Candidates should be aware that in the liturgy for confirmation, reception and reaffirmation, the bishop will impose hands on the candidates’ head using the proper prayer and, in confirmation, anointing the forehead of the forehead with Chrism.

Confirmation sponsors and family members are always welcomed to accompany the candidate and stand with them before the bishop.

The question of who should be confirmed, received, and reaffirmed is not as complicated as it once was. Changes made in the Canons with respect to church membership by the General Convention of 1985, and refined in 1988, have made this fairly simple in practical application:

  • Confirmation is for children who were baptized in the Episcopal Church or who came to this church with their families before making a "mature commitment;"
  • Confirmation is also appropriate for those of any age who, having been previously baptized, are making a mature commitment for the first time;
  • Reception is for those who have previously made a mature commitment in any other Christian church.

Presentation of Candidates

When there is to be confirmation, reception, or reaffirmation at a parish visitation, candidates may be presented to the bishop in the most convenient order. The candidate’s name is to be spoken clearly to the bishop. In rare instances where names must be written, index cards with the names of candidates clearly printed are preferred over names tags.


The bishop is always available to stand for photographs with the candidates at an appropriate time following the conclusion of the liturgy.





Confirmation is sacramental rite in which the candidates "express a mature commitment to Christ, and receive strength from the Holy Spirit through prayer and the laying on of hands by a bishop" (BCP, p. 860). Those who were baptized at an early age and those baptized as adults without laying on of hands by a bishop are expected to make a mature public affirmation of their faith, recommit themselves to the responsibilities of their baptism, and receive laying on of hands by a bishop (BCP, p. 412). Adults baptized with the laying on of hands by a bishop are considered to be confirmed. 


Schedule of Confirmations









There are certain steps that must be observed in order for an Episcopal clergyperson to officiate at the marriage of persons when one or both have been previously married.
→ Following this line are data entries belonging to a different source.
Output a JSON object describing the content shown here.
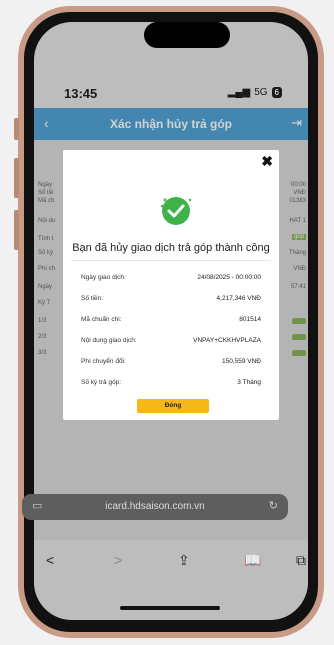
{
  "status": {
    "time": "13:45",
    "signal": "5G",
    "battery": "6"
  },
  "header": {
    "title": "Xác nhận hủy trả góp"
  },
  "modal": {
    "headline": "Bạn đã hủy giao dịch trả góp thành công",
    "details": [
      {
        "label": "Ngày giao dịch:",
        "value": "24/08/2025 - 00:00:00"
      },
      {
        "label": "Số tiền:",
        "value": "4,217,346 VNĐ"
      },
      {
        "label": "Mã chuẩn chi:",
        "value": "801514"
      },
      {
        "label": "Nội dung giao dịch:",
        "value": "VNPAY+CKKHVPLAZA"
      },
      {
        "label": "Phí chuyển đổi:",
        "value": "150,559 VNĐ"
      },
      {
        "label": "Số kỳ trả góp:",
        "value": "3 Tháng"
      }
    ],
    "close_button": "Đóng"
  },
  "background": {
    "left_labels": [
      "Ngày",
      "Số tiề",
      "Mã ch",
      "Nội du",
      "Tính t",
      "Số kỳ",
      "Phí ch",
      "Ngày",
      "Kỳ T",
      "1/3",
      "2/3",
      "3/3"
    ],
    "right_values": [
      "00:00",
      "VNĐ",
      "01383",
      "HAT 1",
      "góp",
      "Tháng",
      "VNĐ",
      "57:41"
    ]
  },
  "browser": {
    "url": "icard.hdsaison.com.vn"
  },
  "colors": {
    "appbar": "#3f98cf",
    "success": "#3fb24b",
    "button": "#f5b817",
    "phone_frame": "#c89b86"
  }
}
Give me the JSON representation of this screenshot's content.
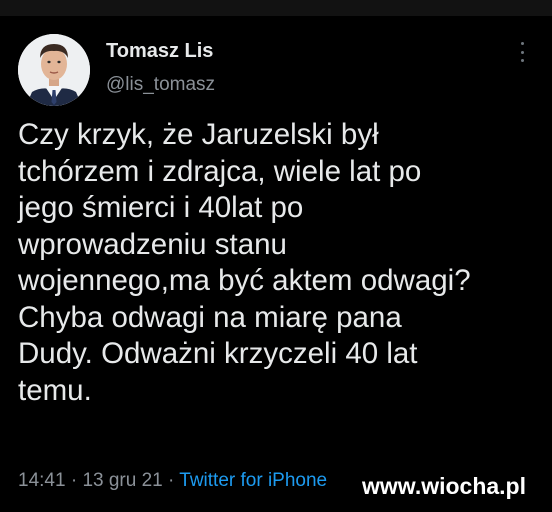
{
  "tweet": {
    "author": {
      "name": "Tomasz Lis",
      "handle": "@lis_tomasz"
    },
    "text_lines": [
      "Czy krzyk, że Jaruzelski był",
      "tchórzem i zdrajca, wiele lat po",
      "jego śmierci i 40lat po",
      "wprowadzeniu stanu",
      "wojennego,ma być aktem odwagi?",
      "Chyba odwagi na miarę pana",
      "Dudy. Odważni krzyczeli 40 lat",
      "temu."
    ],
    "time": "14:41",
    "date": "13 gru 21",
    "separator": "·",
    "source": "Twitter for iPhone"
  },
  "watermark": "www.wiocha.pl",
  "colors": {
    "background": "#000000",
    "text": "#e7e9ea",
    "muted": "#8b9198",
    "link": "#1d9bf0"
  },
  "icons": {
    "more": "more-vertical-icon"
  }
}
These steps are canonical (Title I, Canon 18) and procedural in nature.  

The following must be submitted to the Bishop’s office at 36 Cathedral Avenue, Garden City at least 60 days in advance of the proposed date of marriage: 
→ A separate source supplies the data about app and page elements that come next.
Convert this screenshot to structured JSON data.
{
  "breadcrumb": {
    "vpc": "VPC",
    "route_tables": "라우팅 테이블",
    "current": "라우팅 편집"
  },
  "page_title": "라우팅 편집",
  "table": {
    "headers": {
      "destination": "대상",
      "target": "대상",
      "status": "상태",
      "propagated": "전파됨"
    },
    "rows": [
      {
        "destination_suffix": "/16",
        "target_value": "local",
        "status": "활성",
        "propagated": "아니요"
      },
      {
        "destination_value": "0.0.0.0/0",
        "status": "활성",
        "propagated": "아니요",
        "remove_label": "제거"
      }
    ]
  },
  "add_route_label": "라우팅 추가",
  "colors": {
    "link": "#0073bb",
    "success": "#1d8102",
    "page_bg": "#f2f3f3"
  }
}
Following the wedding, the clergy person should complete the Notice of Solemnization and email it to the Bishop’s office.